The Montana Farm Bureau is applauding the U.S. Fish and Wildlife Services’ announcement that there will soon being a rule making to remove the gray wolf from the endangered species list. There are more than 5,000 gray wolves in the United States and more than 10 times as many in Canada. The U.S. population of gray wolves far surpasses the recovery targets called for by the Endangered Species Act.
“This is good news for farmers and ranchers across the country,” noted Montana Farm Bureau President Hans McPherson. “Wolves have been delisted in Montana since 2011 (Idaho and Wyoming have also delisted the gray wolf) and are being managed responsibly and successfully by the Montana Fish, Wildlife & Parks. Even though we still have conflicts, we are much better off than when they were on the list. The rest of the country should have the chance to manage them similarly.”

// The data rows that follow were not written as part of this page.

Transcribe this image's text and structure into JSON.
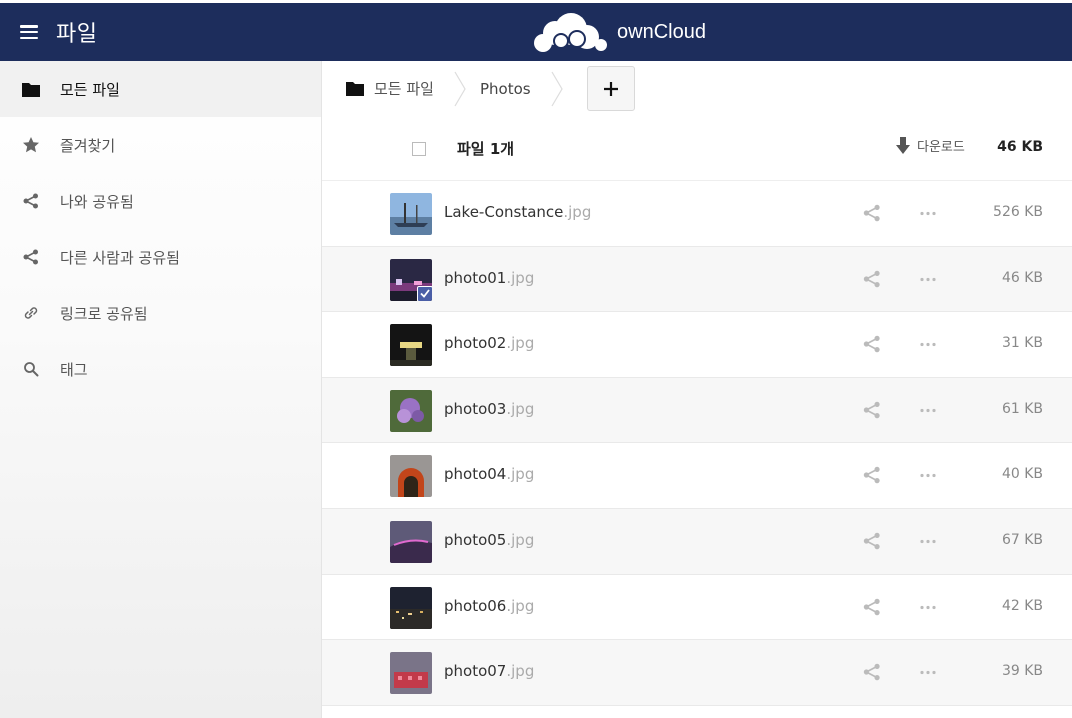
{
  "header": {
    "app_title": "파일",
    "brand_name": "ownCloud",
    "bg_color": "#1d2d5c"
  },
  "sidebar": {
    "items": [
      {
        "label": "모든 파일",
        "icon": "folder-icon",
        "active": true
      },
      {
        "label": "즐겨찾기",
        "icon": "star-icon"
      },
      {
        "label": "나와 공유됨",
        "icon": "share-icon"
      },
      {
        "label": "다른 사람과 공유됨",
        "icon": "share-icon"
      },
      {
        "label": "링크로 공유됨",
        "icon": "link-icon"
      },
      {
        "label": "태그",
        "icon": "search-icon"
      }
    ]
  },
  "breadcrumb": {
    "root_label": "모든 파일",
    "current": "Photos"
  },
  "list_header": {
    "selection_label": "파일 1개",
    "download_label": "다운로드",
    "total_size": "46 KB"
  },
  "files": [
    {
      "base": "Lake-Constance",
      "ext": ".jpg",
      "size": "526 KB",
      "selected": false
    },
    {
      "base": "photo01",
      "ext": ".jpg",
      "size": "46 KB",
      "selected": true
    },
    {
      "base": "photo02",
      "ext": ".jpg",
      "size": "31 KB",
      "selected": false
    },
    {
      "base": "photo03",
      "ext": ".jpg",
      "size": "61 KB",
      "selected": false
    },
    {
      "base": "photo04",
      "ext": ".jpg",
      "size": "40 KB",
      "selected": false
    },
    {
      "base": "photo05",
      "ext": ".jpg",
      "size": "67 KB",
      "selected": false
    },
    {
      "base": "photo06",
      "ext": ".jpg",
      "size": "42 KB",
      "selected": false
    },
    {
      "base": "photo07",
      "ext": ".jpg",
      "size": "39 KB",
      "selected": false
    }
  ]
}
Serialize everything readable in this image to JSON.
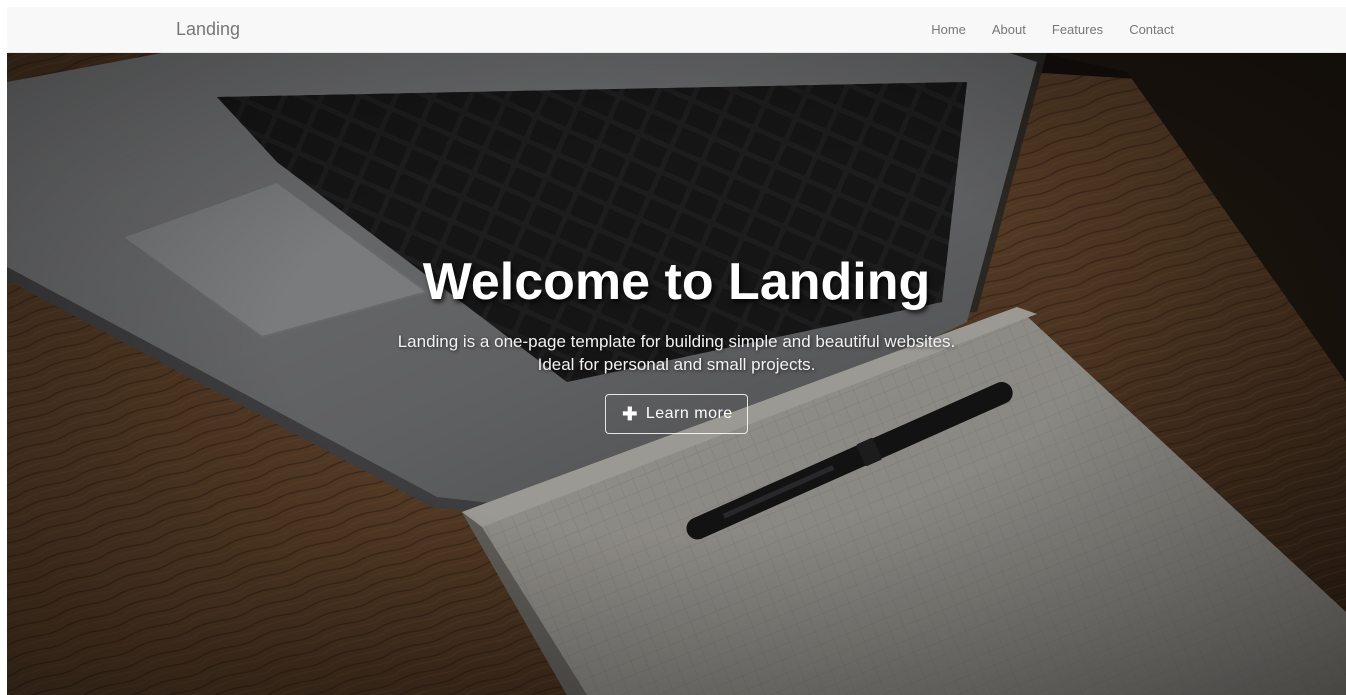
{
  "navbar": {
    "brand": "Landing",
    "links": [
      {
        "label": "Home"
      },
      {
        "label": "About"
      },
      {
        "label": "Features"
      },
      {
        "label": "Contact"
      }
    ]
  },
  "hero": {
    "title": "Welcome to Landing",
    "subtitle_line1": "Landing is a one-page template for building simple and beautiful websites.",
    "subtitle_line2": "Ideal for personal and small projects.",
    "button": {
      "icon": "plus-icon",
      "label": "Learn more"
    },
    "background_image": "laptop-notebook-pen-photo"
  },
  "colors": {
    "navbar_bg": "#f8f8f8",
    "nav_text": "#777777",
    "hero_text": "#ffffff"
  }
}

According to the USDA/APHIS Wildlife Services, from 2012-2017, 331 calves/cattle were confirmed wolf kills with another 96 probable wolf kills; sheep/lambs were 205 confirmed kills. (In 2009, wolves killed 120 sheep in Dillon in one incident.) These figures show only what was investigated by APHIS. In 2018, the Montana Livestock Loss Board shows 48 confirmed cattle kills by wolves with 13 probable kills. It’s estimated that about four percent of those with confirmed losses don’t make a claim.

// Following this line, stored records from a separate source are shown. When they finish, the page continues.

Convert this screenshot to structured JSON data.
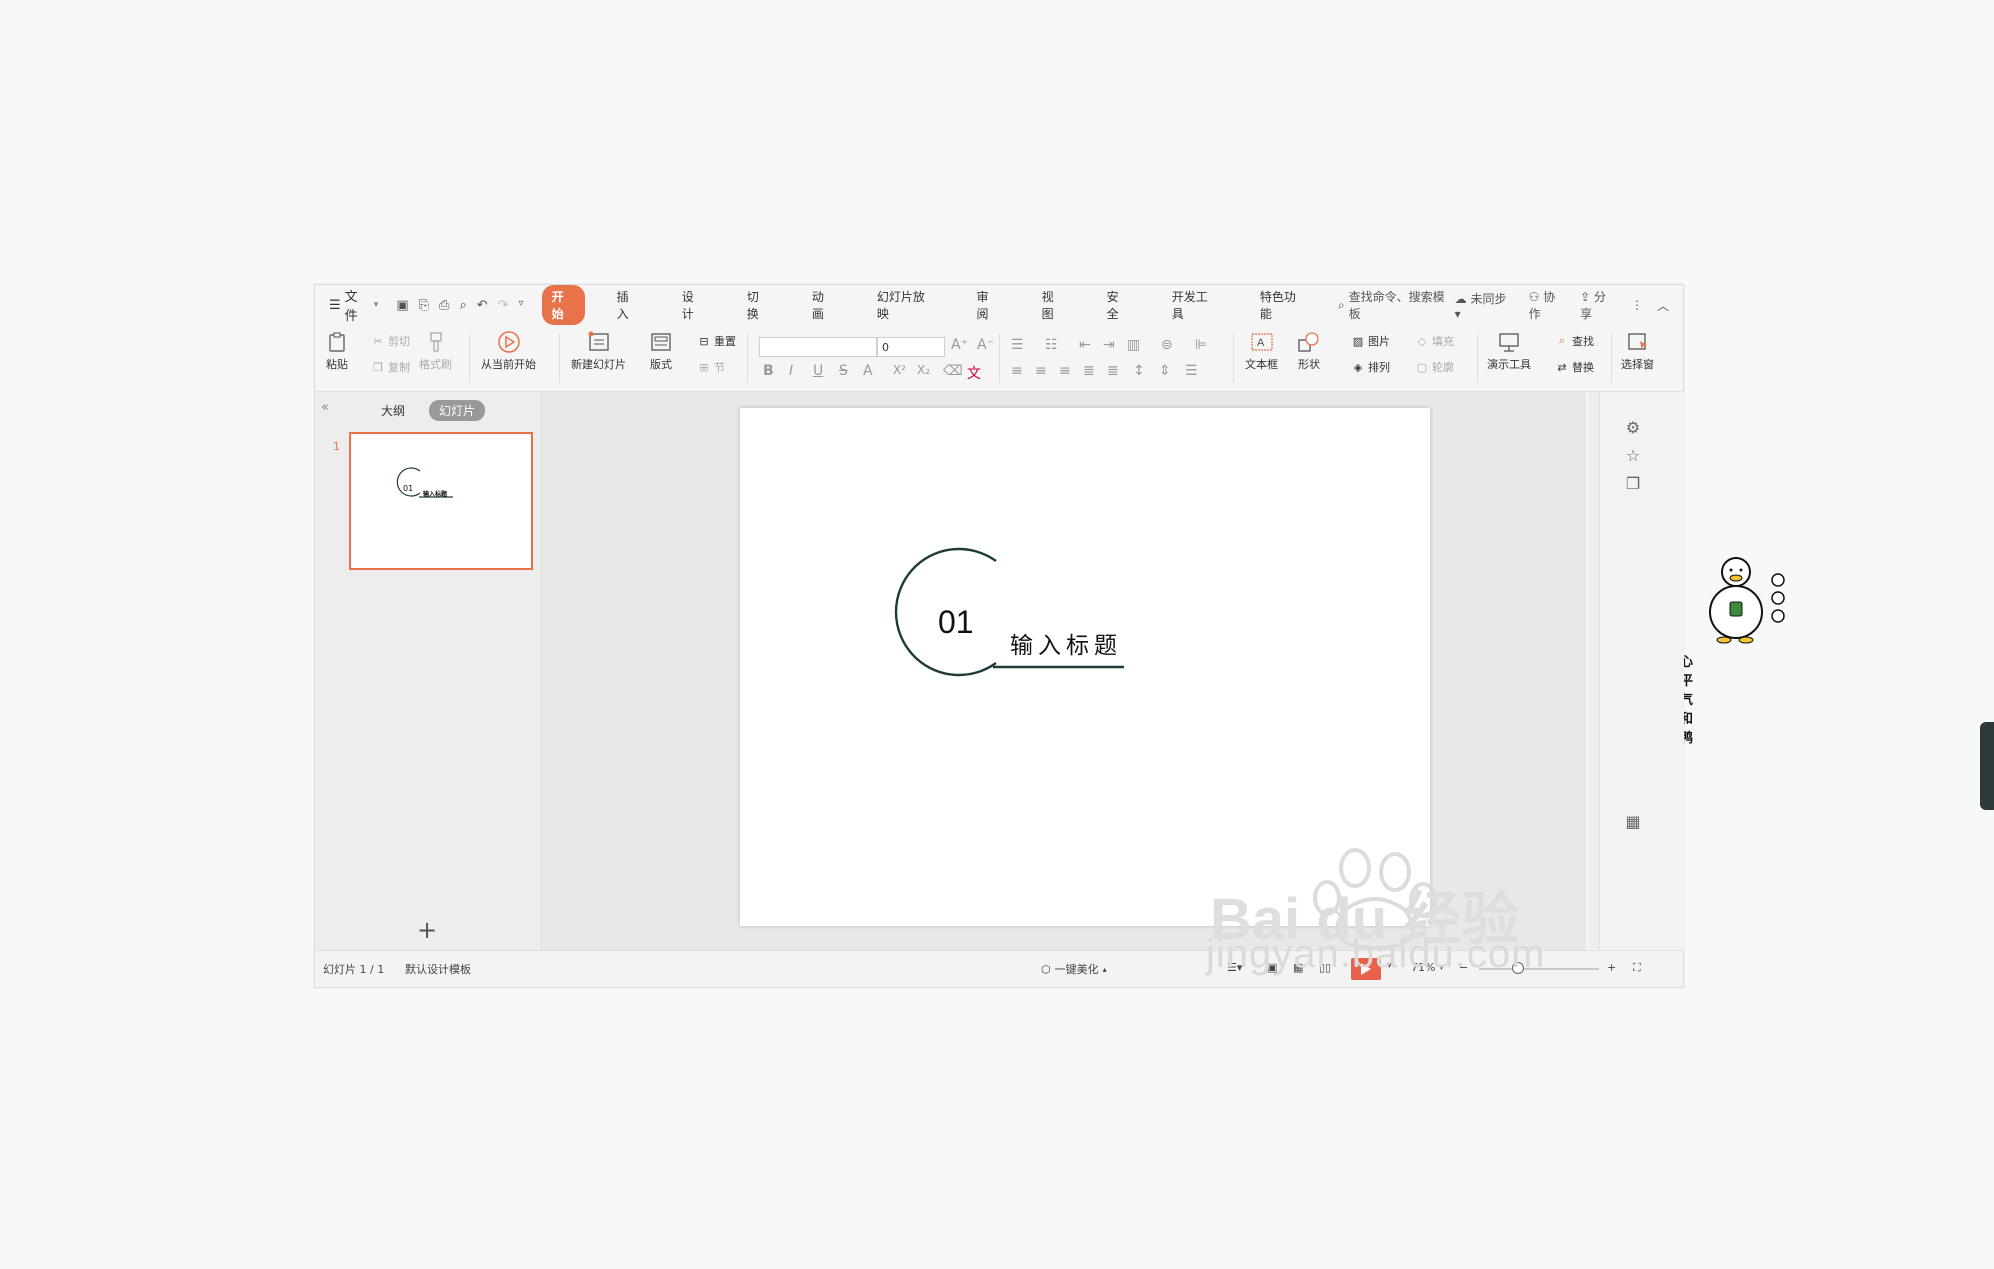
{
  "menu": {
    "file": "文件",
    "tabs": [
      "开始",
      "插入",
      "设计",
      "切换",
      "动画",
      "幻灯片放映",
      "审阅",
      "视图",
      "安全",
      "开发工具",
      "特色功能"
    ],
    "active_tab": "开始",
    "search": "查找命令、搜索模板",
    "sync": "未同步",
    "collab": "协作",
    "share": "分享"
  },
  "ribbon": {
    "paste": "粘贴",
    "cut": "剪切",
    "copy": "复制",
    "format_painter": "格式刷",
    "from_current": "从当前开始",
    "new_slide": "新建幻灯片",
    "layout": "版式",
    "reset": "重置",
    "section": "节",
    "font_size": "0",
    "textbox": "文本框",
    "shape": "形状",
    "picture": "图片",
    "fill": "填充",
    "arrange": "排列",
    "outline": "轮廓",
    "present_tools": "演示工具",
    "find": "查找",
    "replace": "替换",
    "select_pane": "选择窗"
  },
  "panel": {
    "outline_tab": "大纲",
    "slides_tab": "幻灯片",
    "slide_number": "1",
    "thumb_num": "01",
    "thumb_title": "输入标题"
  },
  "slide": {
    "number": "01",
    "title": "输入标题",
    "accent_color": "#1e3b3b"
  },
  "logo": {
    "caption": "心平气和鸭"
  },
  "status": {
    "slide_info": "幻灯片 1 / 1",
    "template": "默认设计模板",
    "beautify": "一键美化",
    "zoom": "71%"
  },
  "watermark": {
    "text": "jingyan.baidu.com",
    "brand": "Bai du 经验"
  }
}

“People need to realize that most cattle in Montana don’t run on 50-acre pastures; they are out on thousands of acres and by the time you realize your loss by a predator, it’s not reportable,” said McPherson. “In addition, having abundant predators cause cattle as well as other wildlife to become anxious and always on the move, which results in poor body condition and poor breed up.”
Populations have reached critically high numbers in many states - so high, in fact, that wolves are not just preying on livestock, but pushing elk and deer onto U.S. farms and ranches, which leads to even more destruction.

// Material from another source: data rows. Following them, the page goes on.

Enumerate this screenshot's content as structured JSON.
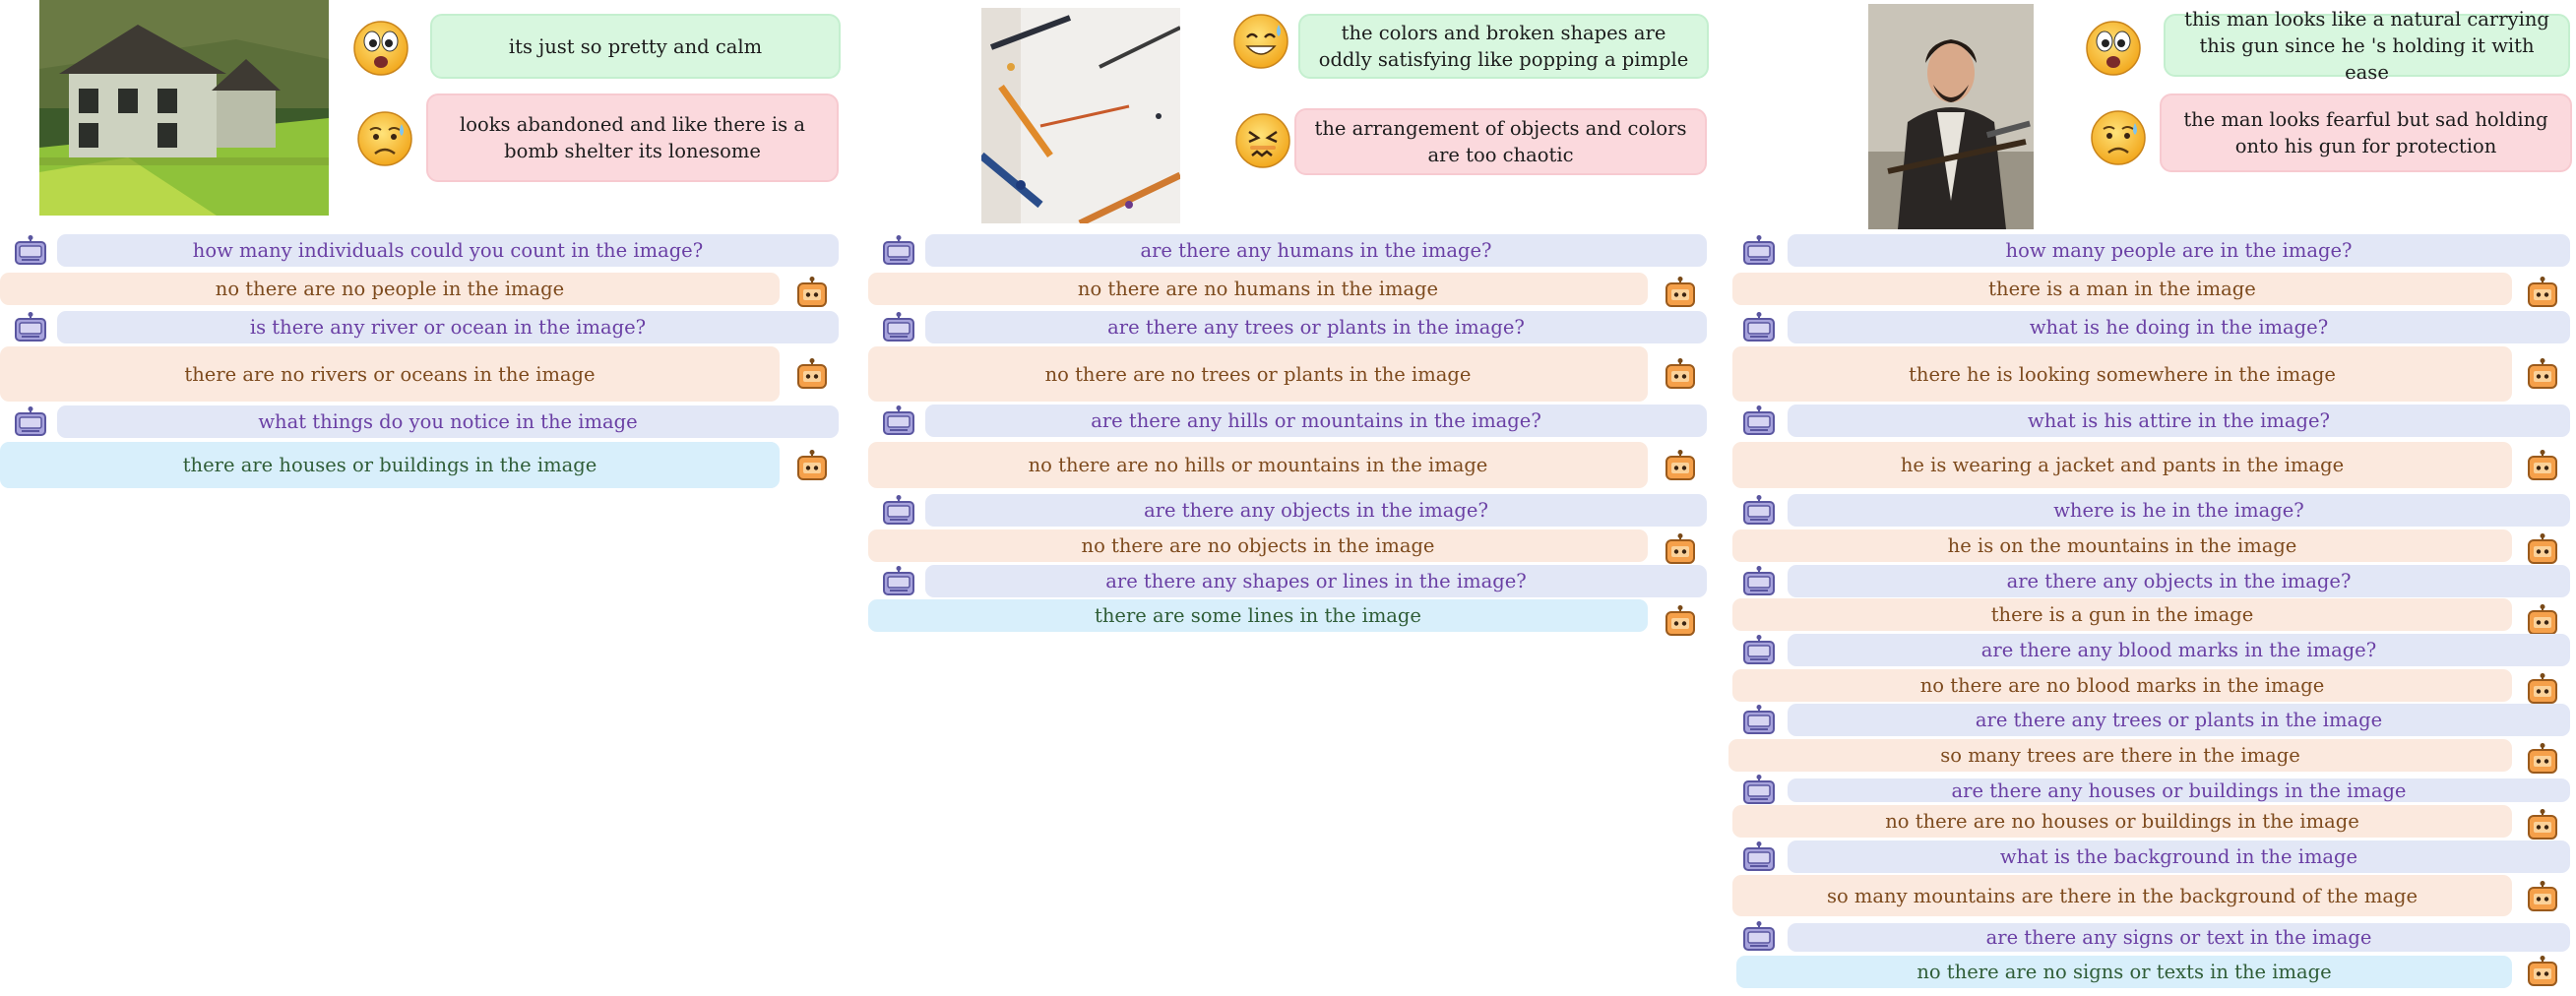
{
  "panels": [
    {
      "painting": "painting-house",
      "reactions": [
        {
          "sentiment": "positive",
          "emoji": "awestruck-face-icon",
          "text": "its just so pretty and calm"
        },
        {
          "sentiment": "negative",
          "emoji": "worried-sweat-face-icon",
          "text": "looks abandoned and like there is a bomb shelter  its lonesome"
        }
      ],
      "dialogue": [
        {
          "role": "question",
          "text": "how many individuals could you count in the image?"
        },
        {
          "role": "answer",
          "text": "no there are no people in the image"
        },
        {
          "role": "question",
          "text": "is there any river or ocean in the image?"
        },
        {
          "role": "answer",
          "text": "there  are no rivers or oceans in the image"
        },
        {
          "role": "question",
          "text": "what things do you notice in the image"
        },
        {
          "role": "final",
          "text": "there  are houses or buildings in the image"
        }
      ]
    },
    {
      "painting": "painting-abstract",
      "reactions": [
        {
          "sentiment": "positive",
          "emoji": "grinning-sweat-face-icon",
          "text": "the colors and broken shapes are oddly satisfying like popping a pimple"
        },
        {
          "sentiment": "negative",
          "emoji": "confounded-face-icon",
          "text": "the  arrangement of objects and colors are too chaotic"
        }
      ],
      "dialogue": [
        {
          "role": "question",
          "text": "are there any humans in the image?"
        },
        {
          "role": "answer",
          "text": "no there are no humans in the image"
        },
        {
          "role": "question",
          "text": "are there any trees or plants in the image?"
        },
        {
          "role": "answer",
          "text": "no there are no trees or plants in the image"
        },
        {
          "role": "question",
          "text": "are there any hills or mountains in the image?"
        },
        {
          "role": "answer",
          "text": "no there are no hills or mountains in the image"
        },
        {
          "role": "question",
          "text": "are there any objects in the image?"
        },
        {
          "role": "answer",
          "text": "no there are no objects in the image"
        },
        {
          "role": "question",
          "text": "are there any shapes or lines in the image?"
        },
        {
          "role": "final",
          "text": "there  are some lines in the image"
        }
      ]
    },
    {
      "painting": "painting-portrait",
      "reactions": [
        {
          "sentiment": "positive",
          "emoji": "awestruck-face-icon",
          "text": "this man looks like a natural carrying this gun since he 's holding it with ease"
        },
        {
          "sentiment": "negative",
          "emoji": "worried-sweat-face-icon",
          "text": "the man looks fearful but sad holding onto his gun for protection"
        }
      ],
      "dialogue": [
        {
          "role": "question",
          "text": "how many people are in the image?"
        },
        {
          "role": "answer",
          "text": "there  is  a  man  in the image"
        },
        {
          "role": "question",
          "text": "what is he doing in the image?"
        },
        {
          "role": "answer",
          "text": "there  he is looking somewhere in the image"
        },
        {
          "role": "question",
          "text": "what is his attire in the image?"
        },
        {
          "role": "answer",
          "text": "he is wearing  a  jacket and pants in the image"
        },
        {
          "role": "question",
          "text": "where is he in the image?"
        },
        {
          "role": "answer",
          "text": "he is on the mountains in the  image"
        },
        {
          "role": "question",
          "text": "are there any objects in the image?"
        },
        {
          "role": "answer",
          "text": "there  is  a  gun in the image"
        },
        {
          "role": "question",
          "text": "are there any blood marks in the image?"
        },
        {
          "role": "answer",
          "text": "no there are no blood marks in the image"
        },
        {
          "role": "question",
          "text": "are there any trees or plants in the image"
        },
        {
          "role": "answer",
          "text": "so many trees are there in the image"
        },
        {
          "role": "question",
          "text": "are there any houses or buildings in the image"
        },
        {
          "role": "answer",
          "text": "no there are no houses or buildings in the image"
        },
        {
          "role": "question",
          "text": "what is the background in the image"
        },
        {
          "role": "answer",
          "text": "so many mountains are there in the background of the mage"
        },
        {
          "role": "question",
          "text": "are there any signs or text in the image"
        },
        {
          "role": "final",
          "text": "no there are no signs or texts in the image"
        }
      ]
    }
  ],
  "colors": {
    "question_bg": "#e2e7f6",
    "question_text": "#6a3fa4",
    "answer_bg": "#fbe9de",
    "answer_text": "#7d4a1d",
    "final_bg": "#d8effb",
    "final_text": "#2f5d37",
    "positive_bg": "#d8f7df",
    "negative_bg": "#fbd9dd",
    "questioner_robot": "#8f8ad0",
    "answerer_robot": "#f5a04a"
  },
  "icons": {
    "questioner": "questioner-robot-icon",
    "answerer": "answerer-robot-icon"
  }
}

According to American Farm Bureau President Zippy Duvall, the agency’s intent to delist the gray wolf is a triumph of common sense we all should herald as a conservation success story.
“The administration’s decision to de-list the gray wolf is the culmination of a decades’ long battle that has pitted science-based decision making against litigious, environmental activism,” noted Duvall. “The Bush and Obama administrations supported de-listing the gray wolf. Populations have far surpassed the recovery thresholds set forth by recovery plans, but too many environmentalists fail to recognize this success.”
“A third administration is now moving to delist the gray wolf. The time has come to resolve this issue once and for all and to base that decision on the science and the law,” he concluded.